we live in a compassionate, developed country that can afford to help with that.
There are few higher callings than to care for another person.
Some of you know that I got up to some antics as a student…
…I got thrown out of party conference,
for campaigning against the ERM.
I was a cool kid.
What you might not know about my time as a student,
back in Exeter,
is that every Saturday I would visit a care home as a volunteer
to keep the residents company.
Especially a great lady called Margaret, who I became very fond of.
That experience left a real impression on me –
of the importance of dignity in our later years,
and of the dedication of care workers.
Now as we all approach our later years…
… we can plan with confidence that we and our families will be protected from catastrophic costs.
This has been a long-term challenge that has been ducked for far too long.
And I’m proud to work for a Prime Minister willing to finally take it on.
So our values as a party, a government, and a country – are clear.
Time and again, we choose to prioritise the health of our citizens.
We have absolutely nothing to prove on that.
But it’s also true that if you value something, or someone…
you want them to be the best they can be.
The NHS may have the best principle behind it,
staffed by some of the best people our country has to offer.
But that of course doesn’t mean that as an organisation,
it is the best at everything.
It wouldn’t help anyone to pretend otherwise.
Our undeniable commitment to the NHS is what should drive us to make it as effective as it can be.
Because ultimately it is our national health service,
and is only as good as the service it provides our citizens.
The public rightly and proudly expect a service that is free at the point of use.
But they also expect that service to deliver for them –
wherever they live in the country.
They expect to be able to see their GP, in the way that they choose.
And to have a relationship with their service that goes beyond picking up the pieces when things go wrong.
In the past, some governments chose cash, others chose reform.
That’s a false choice.
You can’t have one without the other.
So yes, we will continue to prioritise funding for the NHS in the wake of this global pandemic.
But I also promise you this:
2022 will be a year of renewal and reform.
At a time like this, business as usual cannot be good enough.
I’ve worked with some of the largest organisations in the world…
and two factors stand out on whether they succeed:
Leadership, and innovation.
I want the NHS to embrace innovation and to build a truly modern, digitised system.
That’s the only way we can drive down that backlog,
and build a sustainable service for the future.
Of course there are some bright spots…
but there is a lot of levelling-up to do within the NHS.
That’s not just about tech –
it’s about management, and a focus on outcomes not just inputs.
And so to help with that mission,
I have asked retired General, Sir Gordon Messenger,
to lead a review of leadership and management in health and social care.

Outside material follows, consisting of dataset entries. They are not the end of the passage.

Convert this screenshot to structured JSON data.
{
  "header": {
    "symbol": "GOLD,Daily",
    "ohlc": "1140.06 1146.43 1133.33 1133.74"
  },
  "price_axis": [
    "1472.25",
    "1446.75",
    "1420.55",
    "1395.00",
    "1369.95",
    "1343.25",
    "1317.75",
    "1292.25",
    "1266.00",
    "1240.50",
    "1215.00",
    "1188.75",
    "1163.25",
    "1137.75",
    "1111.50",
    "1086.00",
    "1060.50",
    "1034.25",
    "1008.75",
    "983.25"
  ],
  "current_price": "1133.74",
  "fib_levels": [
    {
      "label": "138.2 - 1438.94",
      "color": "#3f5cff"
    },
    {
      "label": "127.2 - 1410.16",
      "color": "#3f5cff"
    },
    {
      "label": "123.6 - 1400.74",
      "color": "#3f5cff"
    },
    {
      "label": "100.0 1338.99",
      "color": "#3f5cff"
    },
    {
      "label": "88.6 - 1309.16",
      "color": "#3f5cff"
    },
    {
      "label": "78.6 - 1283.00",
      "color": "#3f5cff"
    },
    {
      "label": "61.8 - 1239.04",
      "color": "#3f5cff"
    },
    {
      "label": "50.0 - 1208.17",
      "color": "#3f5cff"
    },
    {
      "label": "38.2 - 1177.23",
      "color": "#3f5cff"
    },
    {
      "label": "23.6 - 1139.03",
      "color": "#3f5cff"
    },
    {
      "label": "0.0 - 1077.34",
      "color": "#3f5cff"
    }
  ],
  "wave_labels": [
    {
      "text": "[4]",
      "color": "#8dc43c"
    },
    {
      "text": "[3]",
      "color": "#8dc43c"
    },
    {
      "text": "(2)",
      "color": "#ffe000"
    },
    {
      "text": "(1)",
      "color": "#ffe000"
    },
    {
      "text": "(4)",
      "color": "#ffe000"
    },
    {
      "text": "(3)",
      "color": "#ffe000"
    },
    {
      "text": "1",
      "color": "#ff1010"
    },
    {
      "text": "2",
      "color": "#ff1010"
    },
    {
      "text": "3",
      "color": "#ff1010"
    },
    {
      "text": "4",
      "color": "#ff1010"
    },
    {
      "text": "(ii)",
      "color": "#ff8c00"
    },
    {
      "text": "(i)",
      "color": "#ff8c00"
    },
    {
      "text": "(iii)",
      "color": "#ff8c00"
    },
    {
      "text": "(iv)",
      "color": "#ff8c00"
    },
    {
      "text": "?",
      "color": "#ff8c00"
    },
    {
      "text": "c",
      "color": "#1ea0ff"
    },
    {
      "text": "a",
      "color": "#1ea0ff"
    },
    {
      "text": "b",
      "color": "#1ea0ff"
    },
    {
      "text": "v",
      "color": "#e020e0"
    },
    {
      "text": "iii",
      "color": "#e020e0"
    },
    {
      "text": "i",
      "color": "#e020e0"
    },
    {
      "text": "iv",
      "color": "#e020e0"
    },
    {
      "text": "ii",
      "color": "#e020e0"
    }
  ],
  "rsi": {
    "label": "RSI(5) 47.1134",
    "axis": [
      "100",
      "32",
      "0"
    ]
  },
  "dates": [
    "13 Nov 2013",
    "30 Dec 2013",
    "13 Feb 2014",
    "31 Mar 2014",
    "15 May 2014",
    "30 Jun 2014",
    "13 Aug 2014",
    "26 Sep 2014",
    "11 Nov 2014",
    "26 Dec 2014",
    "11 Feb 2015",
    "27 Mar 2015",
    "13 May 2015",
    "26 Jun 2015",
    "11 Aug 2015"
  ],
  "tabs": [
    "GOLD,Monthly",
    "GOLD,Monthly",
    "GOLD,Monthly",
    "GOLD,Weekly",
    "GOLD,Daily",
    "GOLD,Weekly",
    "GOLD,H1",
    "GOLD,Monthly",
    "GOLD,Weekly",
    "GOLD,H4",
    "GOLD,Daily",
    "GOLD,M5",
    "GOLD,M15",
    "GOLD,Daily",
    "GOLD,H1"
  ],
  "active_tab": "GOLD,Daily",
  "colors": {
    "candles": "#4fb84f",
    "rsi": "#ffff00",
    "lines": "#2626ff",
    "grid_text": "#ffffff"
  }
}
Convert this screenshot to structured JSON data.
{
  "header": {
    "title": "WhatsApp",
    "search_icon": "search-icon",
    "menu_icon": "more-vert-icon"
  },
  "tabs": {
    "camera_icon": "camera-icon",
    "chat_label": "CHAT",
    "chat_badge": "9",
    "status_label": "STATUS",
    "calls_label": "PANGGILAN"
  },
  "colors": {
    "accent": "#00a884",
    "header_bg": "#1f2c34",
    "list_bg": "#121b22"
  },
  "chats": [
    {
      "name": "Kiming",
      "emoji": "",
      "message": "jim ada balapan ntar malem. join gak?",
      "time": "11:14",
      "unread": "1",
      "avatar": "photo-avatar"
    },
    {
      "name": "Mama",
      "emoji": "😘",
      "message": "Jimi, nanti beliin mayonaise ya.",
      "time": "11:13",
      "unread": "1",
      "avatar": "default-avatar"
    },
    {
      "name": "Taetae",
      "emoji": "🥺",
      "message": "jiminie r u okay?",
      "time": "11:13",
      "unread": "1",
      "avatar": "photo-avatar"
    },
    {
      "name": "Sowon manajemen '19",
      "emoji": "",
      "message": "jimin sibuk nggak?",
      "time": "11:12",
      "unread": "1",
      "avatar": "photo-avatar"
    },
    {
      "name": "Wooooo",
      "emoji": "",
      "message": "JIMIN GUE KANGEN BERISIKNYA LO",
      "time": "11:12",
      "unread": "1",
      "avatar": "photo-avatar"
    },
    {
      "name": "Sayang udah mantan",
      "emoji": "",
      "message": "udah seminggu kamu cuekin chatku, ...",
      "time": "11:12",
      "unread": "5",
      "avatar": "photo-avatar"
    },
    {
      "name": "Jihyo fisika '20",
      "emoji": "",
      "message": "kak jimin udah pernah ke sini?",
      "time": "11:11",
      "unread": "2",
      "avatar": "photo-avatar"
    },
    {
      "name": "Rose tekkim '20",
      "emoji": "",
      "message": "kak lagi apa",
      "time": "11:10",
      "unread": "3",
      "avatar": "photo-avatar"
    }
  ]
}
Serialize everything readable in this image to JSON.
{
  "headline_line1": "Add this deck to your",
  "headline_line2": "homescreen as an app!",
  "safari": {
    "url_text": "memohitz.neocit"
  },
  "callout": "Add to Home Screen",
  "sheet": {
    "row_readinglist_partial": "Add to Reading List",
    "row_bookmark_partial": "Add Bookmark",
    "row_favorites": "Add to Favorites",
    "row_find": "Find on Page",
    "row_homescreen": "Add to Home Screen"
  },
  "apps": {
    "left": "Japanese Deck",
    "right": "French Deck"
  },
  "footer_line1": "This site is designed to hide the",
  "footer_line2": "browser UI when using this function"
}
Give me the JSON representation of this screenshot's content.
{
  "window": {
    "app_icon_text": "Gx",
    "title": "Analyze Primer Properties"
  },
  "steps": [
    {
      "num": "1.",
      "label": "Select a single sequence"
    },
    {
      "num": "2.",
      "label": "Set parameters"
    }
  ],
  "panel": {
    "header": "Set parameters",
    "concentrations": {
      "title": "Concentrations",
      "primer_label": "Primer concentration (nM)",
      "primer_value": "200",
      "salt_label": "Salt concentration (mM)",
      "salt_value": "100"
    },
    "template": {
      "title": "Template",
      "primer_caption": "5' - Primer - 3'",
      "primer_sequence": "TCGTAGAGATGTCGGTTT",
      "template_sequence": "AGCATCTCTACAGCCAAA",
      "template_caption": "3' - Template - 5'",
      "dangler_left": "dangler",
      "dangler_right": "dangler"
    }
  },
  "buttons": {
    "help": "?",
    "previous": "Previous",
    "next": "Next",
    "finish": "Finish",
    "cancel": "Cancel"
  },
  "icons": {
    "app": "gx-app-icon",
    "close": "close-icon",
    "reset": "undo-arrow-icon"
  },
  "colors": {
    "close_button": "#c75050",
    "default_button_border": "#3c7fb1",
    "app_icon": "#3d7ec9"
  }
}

This will be the most far-reaching review since Roy Griffith’s report to Margaret Thatcher in 1983.
It will shine a light on the outstanding leaders who drive efficiency and innovation,
and see how we can replicate that leadership throughout the country.
No reform is easy, otherwise it would’ve been done already.
But if we get it right,
no – when we get it right…
we won’t build back the way things were.
We’ll build a future where our health and social care systems are integrated more seamlessly together.
Where British life sciences lead the world on new treatments.
Where we have not only the best surgeons,
but robots performing live-saving surgeries.
And where we don’t just treat diseases and ill health,
but prevent far more of them from happening.
This last year will be remembered for decades to come,
perhaps even for centuries.
People locked in their homes.
Closed schools and empty streets.
Intensive care units struggling to cope.
We are emerging now, taking the first steps in a new era.
As we go from Covid, to recovery, to reform.
This is a time for head and heart.
Of compassion but also firmness of purpose.
Let’s be sure that in generations to come people say
they fought the virus,
won the peace,
and owned the future.
Let’s make this the era of recovery.
Let’s make this the era of reform.
Let’s make this the era in which we truly build back better.